‘We have to make the outputs of our research more easily accessible,’ he adds. ‘Come 2020,  we’ll be a lot further down the road and my hope is innovative new business models to disseminate research will have started to come through.’   

RCUK OA policy:

HEFCE OA policy:

JISC services for OA:

Green or gold?

From word go, the 2013 RCUK policy has leaned towards the gold open access route, rather than the green route. Indeed, if a researcher follows the gold route, he or she publishes the final version of work in an open access journal, which is freely available via the publishers’ website immediately.

In contrast, the green route, or self-archiving, sees the researcher publishing his or her work in a journal and then depositing the final peer-reviewed manuscript in an institutional repository, such as ePrints, or central repository, such as arXiv or PubMed Central. What’s more, access may be subject to an embargo, depending on publisher policy.

Clearly the two are quite different, and as RCUK Research Outputs Network chair, Mark Thorley puts it: ‘Anything with an embargo period is not open access, its delayed access.’

‘In the world we live in we should be looking for research that is open and immediate access, and re-usable as of the date of online publication, now six, twelve or twenty four months down the line.’

And while many favour green open access, experience indicates this route demands a sturdy infrastructure between publishers and repositories to process peer-reviewed manuscripts.
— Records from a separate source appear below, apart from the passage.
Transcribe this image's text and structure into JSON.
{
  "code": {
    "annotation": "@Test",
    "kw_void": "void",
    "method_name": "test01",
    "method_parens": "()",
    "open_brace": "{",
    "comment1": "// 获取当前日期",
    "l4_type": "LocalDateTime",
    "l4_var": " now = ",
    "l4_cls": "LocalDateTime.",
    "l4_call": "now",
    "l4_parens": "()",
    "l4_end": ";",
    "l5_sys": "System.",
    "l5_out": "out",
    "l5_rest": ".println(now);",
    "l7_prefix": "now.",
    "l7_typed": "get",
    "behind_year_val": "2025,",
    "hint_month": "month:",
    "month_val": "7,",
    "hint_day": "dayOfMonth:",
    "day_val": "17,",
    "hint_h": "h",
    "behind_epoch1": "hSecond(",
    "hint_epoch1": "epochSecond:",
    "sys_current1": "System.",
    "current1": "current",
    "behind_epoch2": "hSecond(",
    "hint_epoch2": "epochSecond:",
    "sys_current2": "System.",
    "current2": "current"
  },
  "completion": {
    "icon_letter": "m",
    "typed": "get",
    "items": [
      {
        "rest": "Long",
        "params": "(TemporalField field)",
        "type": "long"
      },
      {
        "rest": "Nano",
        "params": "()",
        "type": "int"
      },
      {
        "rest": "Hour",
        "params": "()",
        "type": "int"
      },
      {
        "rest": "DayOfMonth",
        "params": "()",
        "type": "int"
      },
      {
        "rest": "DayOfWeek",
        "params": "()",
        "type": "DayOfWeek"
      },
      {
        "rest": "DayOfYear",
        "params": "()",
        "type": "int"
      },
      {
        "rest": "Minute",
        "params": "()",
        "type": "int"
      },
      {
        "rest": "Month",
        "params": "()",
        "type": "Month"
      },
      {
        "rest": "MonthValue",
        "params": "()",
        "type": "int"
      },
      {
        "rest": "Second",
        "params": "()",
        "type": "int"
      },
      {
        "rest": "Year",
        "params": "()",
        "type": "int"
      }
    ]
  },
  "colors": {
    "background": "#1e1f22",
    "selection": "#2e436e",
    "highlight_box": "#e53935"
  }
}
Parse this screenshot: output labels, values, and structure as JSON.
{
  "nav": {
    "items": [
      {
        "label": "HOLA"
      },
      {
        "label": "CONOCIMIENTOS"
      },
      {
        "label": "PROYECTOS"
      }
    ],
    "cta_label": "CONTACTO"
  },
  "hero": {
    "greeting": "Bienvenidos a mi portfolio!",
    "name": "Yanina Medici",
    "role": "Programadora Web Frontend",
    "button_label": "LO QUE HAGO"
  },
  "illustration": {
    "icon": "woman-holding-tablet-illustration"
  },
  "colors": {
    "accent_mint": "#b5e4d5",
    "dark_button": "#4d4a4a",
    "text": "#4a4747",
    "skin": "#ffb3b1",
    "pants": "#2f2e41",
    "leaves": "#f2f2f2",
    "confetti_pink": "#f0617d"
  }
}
Still, the gold route demands article processing charges (APCs)  in the region of £1,000 to £2,000, that do not apply to green open access.

However, the RCUK can provide funds, and as Thorley emphasises: ‘A green repository model that still relies on subscriptions is just a transition mechanism. We have to find a more robust and open way of dealing with access.’